Getting history across to young students is challenging enough, but what should a teacher do when actual history-making events happen on their watch? They have to be acknowledged, but to what extent do they have to be explained, even "taught"? Of the teachers who have turned history-in-the-making into a lesson, perhaps the most famous is Jane Elliott of Riceville, Iowa. On April 5, 1968, the day after Martin Luther King Jr.'s assassination, she divided her classroom of third-graders along color lines: blue-eyed and brown-eyed. On the first day she granted the brown-eyed students such special privileges as desks in the front rows, second helpings at lunch, and five extra minutes of recess. The next day she reversed the situation, and the blue-eyed kids had the perks.
What brought serious attention to Elliott's small-town classroom experiment was the resulting article in the Riceville Recorder, which reported some of what her students wrote in their assignments responding to the experience. The Associated Press picked up the article and soon Elliott received a call from The Tonight Show inviting her to come chat with Johnny Carson about her "Blue Eyes/Brown Eyes" exercise on national television.
"I didn't know how this exercise would work," Elliott tells Jimmy Fallon on the clip from the current Tonight Show at the top of the post. "If I had known how it would work, I probably wouldn't have done it. If I had known that, after I did that exercise, I lost all my friends, no teacher would speak to me where they could be seen speaking to me, because it wasn't good politics to be seen talking to the town's only 'N-word lover.'"
Elliott's family also experienced severe blowback from her sudden fame, but it didn't stop her from furthering the clearly resonant idea she had devised. She continued to perform Blue Eyes/Brown Eyes in class: the third time, it was filmed and became the 1970 television documentary The Eye of the Storm. (Some of the language used by her students surely wouldn't make it to the air today.) Fifteen years later, PBS' Frontline reunited Elliott's third-grade class of 1970 for its Emmy Award-winning episode A Class Divided, and a decade thereafter German filmmaker Bertram Verhaag would again film Elliott performing her signature exercise for the documentary Blue Eyed. In a variety of settings across America and the world, Elliott continues, in her late eighties, to make her point. It isn't always well received, as she reveals in this Frontline follow-up interview, and at times has even drawn threats of violence. "I can be scared, but I won’t be scared to death," she says. "Or, at my age, of death."

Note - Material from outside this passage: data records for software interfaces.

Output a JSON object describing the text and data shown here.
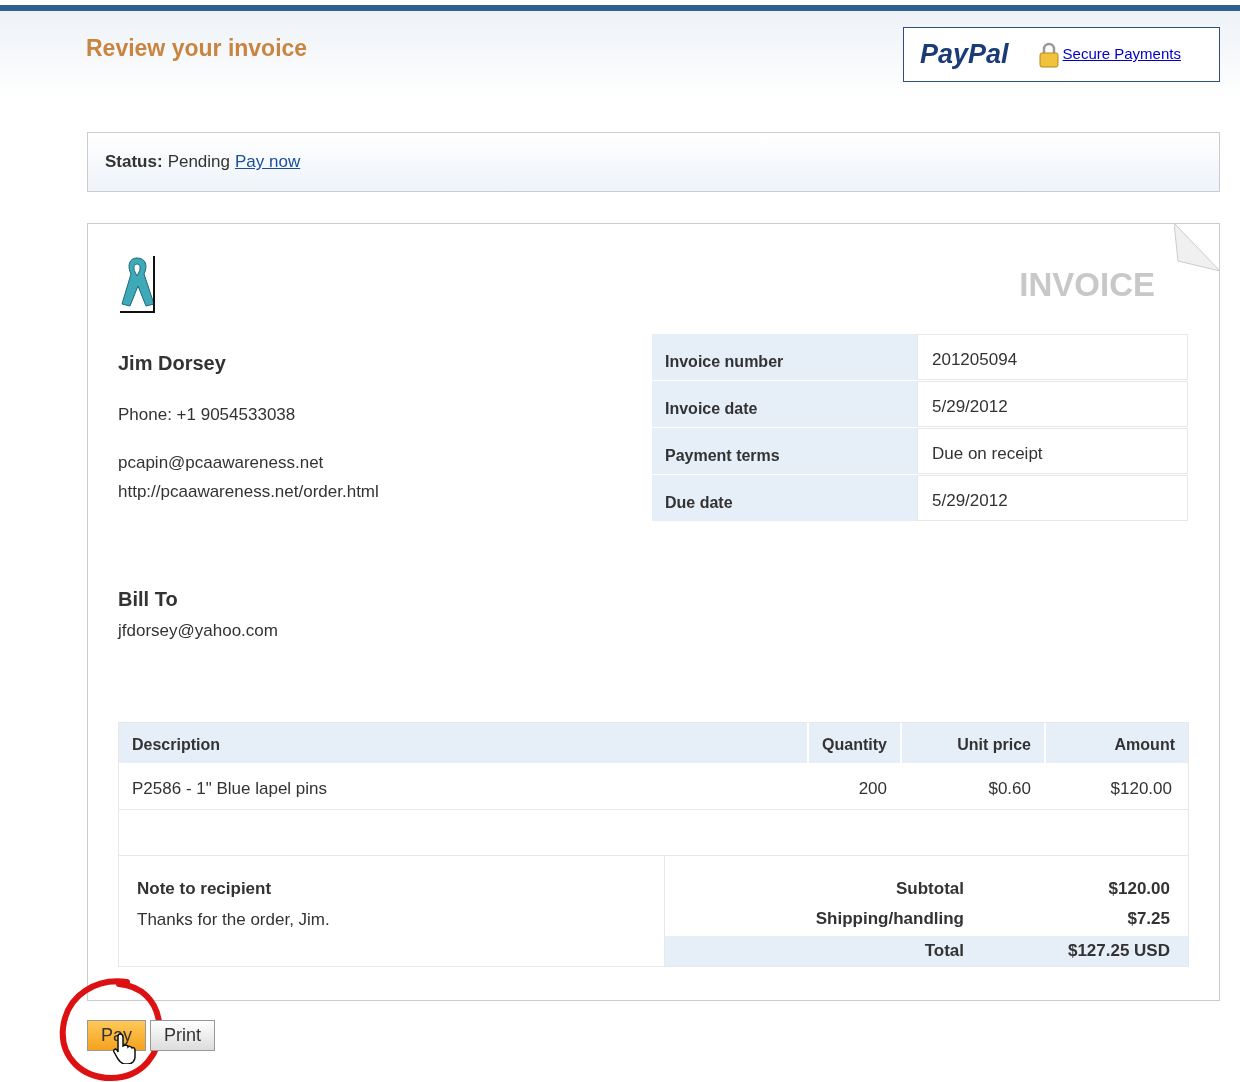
{
  "header": {
    "title": "Review your invoice",
    "brand": "PayPal",
    "secure_link": "Secure Payments"
  },
  "status": {
    "label": "Status:",
    "value": "Pending",
    "link": "Pay now"
  },
  "invoice": {
    "heading": "INVOICE",
    "sender": {
      "name": "Jim Dorsey",
      "phone": "Phone: +1 9054533038",
      "email": "pcapin@pcaawareness.net",
      "website": "http://pcaawareness.net/order.html"
    },
    "details": [
      {
        "label": "Invoice number",
        "value": "201205094"
      },
      {
        "label": "Invoice date",
        "value": "5/29/2012"
      },
      {
        "label": "Payment terms",
        "value": "Due on receipt"
      },
      {
        "label": "Due date",
        "value": "5/29/2012"
      }
    ],
    "bill_to": {
      "heading": "Bill To",
      "email": "jfdorsey@yahoo.com"
    },
    "items": {
      "columns": [
        "Description",
        "Quantity",
        "Unit price",
        "Amount"
      ],
      "rows": [
        [
          "P2586 - 1\" Blue lapel pins",
          "200",
          "$0.60",
          "$120.00"
        ]
      ]
    },
    "note": {
      "heading": "Note to recipient",
      "text": "Thanks for the order, Jim."
    },
    "totals": [
      {
        "label": "Subtotal",
        "value": "$120.00",
        "highlight": false
      },
      {
        "label": "Shipping/handling",
        "value": "$7.25",
        "highlight": false
      },
      {
        "label": "Total",
        "value": "$127.25 USD",
        "highlight": true
      }
    ]
  },
  "buttons": [
    {
      "label": "Pay",
      "kind": "primary",
      "circled": true
    },
    {
      "label": "Print",
      "kind": "secondary",
      "circled": false
    }
  ]
}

via Boing Boing
Based in Seoul, Colin Marshall writes and broadcasts on cities, language, and culture. His projects include the book The Stateless City: a Walk through 21st-Century Los Angeles and the video series The City in Cinema. Follow him on Twitter at @colinmarshall, on Facebook, or on Instagram.